- How much income do they need to meet their living expenses?
- Where are all of the marital assets located?
- How much debt do they have?
- How much should they expect to receive or pay in child support / alimony?
- Who is responsible for paying the bills while the divorce process is ongoing?
Step 1: Establish a team of professionals……..
Since so many important financial decisions are being made in such a short window of time, we strongly recommend that each spouse surround themselves with a team of professionals that they like and trust. That team of professionals usually consists of an attorney /mediator, accountant, therapist, and a financial planner. Even though the divorce process can be stressful and sometimes scary, surrounding yourself with a knowledgeable team of advisors will help you to better understand your current situation, the options available to you, and to help you better prepare for life after the divorce is final.
Step 2: Identify your assets and debts………….
You need to fully understand your current financial situation before you can begin to plan for your income and expenses going forward. First, make a list of all of your assets, their values, where they are located, and how they are owned (jointly or separately). This can usually be accomplished by gathering statements on all of your accounts.
You will also need a list of all of your debts, the name of each creditor, outstanding balances, monthly payments, interest rates, and how each debt is owned (jointly or separately). This information can typically be obtained by requesting a credit report for both you and your spouse.
Step 3: Create a new budget……………
Before you can figure out how much income/support you will need going forward you need to know what your estimated monthly expenses are going to be once the divorce is finalized. We recommend listing all of your monthly expenses and list separately large one-time expenses that are expected to be incurred in the future such as college expense for the kids or a down payment on a house. Once you know your estimated monthly expenses you can work with your financial professionals to determine how much income/support you will need each month to meet those expenses taking into account taxes, inflation, and an assumed rate of return on your assets. Please feel free to utilize our GFG Expense Planner which is located in the Resource section of our newsroom.
Step 4: Develop financial projections…………

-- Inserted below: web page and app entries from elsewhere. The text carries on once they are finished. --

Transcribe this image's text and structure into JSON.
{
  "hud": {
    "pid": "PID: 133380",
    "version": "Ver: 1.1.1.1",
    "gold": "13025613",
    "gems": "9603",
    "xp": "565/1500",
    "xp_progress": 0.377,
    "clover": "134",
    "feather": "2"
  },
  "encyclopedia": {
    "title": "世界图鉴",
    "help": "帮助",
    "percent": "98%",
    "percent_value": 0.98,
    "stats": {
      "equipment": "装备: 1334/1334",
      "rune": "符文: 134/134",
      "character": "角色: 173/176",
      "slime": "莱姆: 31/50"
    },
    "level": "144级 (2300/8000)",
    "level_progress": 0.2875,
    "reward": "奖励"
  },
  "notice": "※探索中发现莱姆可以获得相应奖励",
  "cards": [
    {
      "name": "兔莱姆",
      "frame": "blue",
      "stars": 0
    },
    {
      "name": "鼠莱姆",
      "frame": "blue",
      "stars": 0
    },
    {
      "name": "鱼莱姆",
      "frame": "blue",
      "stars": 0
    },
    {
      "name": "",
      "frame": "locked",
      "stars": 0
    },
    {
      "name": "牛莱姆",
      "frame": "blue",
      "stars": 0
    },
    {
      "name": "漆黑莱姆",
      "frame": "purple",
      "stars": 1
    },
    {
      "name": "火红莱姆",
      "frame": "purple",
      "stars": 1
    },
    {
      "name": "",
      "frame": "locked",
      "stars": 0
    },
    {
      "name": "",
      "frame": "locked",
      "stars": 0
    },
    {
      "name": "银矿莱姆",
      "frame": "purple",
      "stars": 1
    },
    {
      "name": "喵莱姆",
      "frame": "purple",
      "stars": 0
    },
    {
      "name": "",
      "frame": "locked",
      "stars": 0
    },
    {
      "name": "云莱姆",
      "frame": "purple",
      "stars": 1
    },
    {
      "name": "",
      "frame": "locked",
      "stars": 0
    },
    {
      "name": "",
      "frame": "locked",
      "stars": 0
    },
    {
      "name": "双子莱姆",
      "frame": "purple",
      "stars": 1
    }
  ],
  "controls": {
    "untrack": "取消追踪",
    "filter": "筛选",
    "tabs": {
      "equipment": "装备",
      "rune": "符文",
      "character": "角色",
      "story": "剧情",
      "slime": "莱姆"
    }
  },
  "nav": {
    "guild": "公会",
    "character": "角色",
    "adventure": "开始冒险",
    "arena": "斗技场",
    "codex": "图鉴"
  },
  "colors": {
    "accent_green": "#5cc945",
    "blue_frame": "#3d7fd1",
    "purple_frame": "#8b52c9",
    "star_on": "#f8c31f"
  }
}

Remember, the financial decisions that you are making now during the divorce process will most likely have a dramatic impact on what your financial future will look like. Not all assets are treated equally. Some assets are taxable while others are not. Likewise, you may have access to certain assets now to meet current expense while others assets may not be available until retirement.
The goal of these financial projections is to determine what your financial future may look like next year, 3 years, 10 years, and 20 years from now given the financial decisions that are being made today. There are a lot of variables that need to be considered when creating these projections such as assumed rates of return on current assets, annual contribution amounts, taxes, social security, inflation, and debt. We strongly recommend that individuals work with financial planners that specialize in divorce planning to develop these projections.
Having formal income and expense projections in place will also allow you determine how changes to what is being offered during the negotiation process will impact your financial future.
Step 5: Crossing emotional and financial decisions
It is not uncommon for individuals to have an emotional attachment to a specific marital asset. The two most commons assets that we see that fall into this category are the primary residence and pensions.
We see many situations where one spouse has a strong emotional attachment to the house and they become completely focused on doing whatever it takes to “keep the house”. But there are certain circumstances where from a financial standpoint that keeping the house is just not a viable financial option. Couples can underestimate the financial impact of divorce. While married, a couple’s total income was being used to maintain a single household. Now that same level of income will need to be used to maintain two separate households which usually comes at a greater overall cost. If projections can be produced early on in the divorce process showing that keeping the current house is just not a viable option, it may remove that addition stress of fighting over an asset that cannot be financially maintain by either spouse.
Disclosure: The information listed above is for educational purposes only. Greenbush Financial Group, LLC does not provide legal advice. For legal advice, please consult your attorney.
Hi, I’m Michael Ruger. I’m the managing partner of Greenbush Financial Group and the creator of the nationally recognized Money Smart Board blog . I created the blog because there are a lot of events in life that require important financial decisions. The goal is to help our readers avoid big financial missteps, discover financial solutions that they were not aware of, and to optimize their financial future.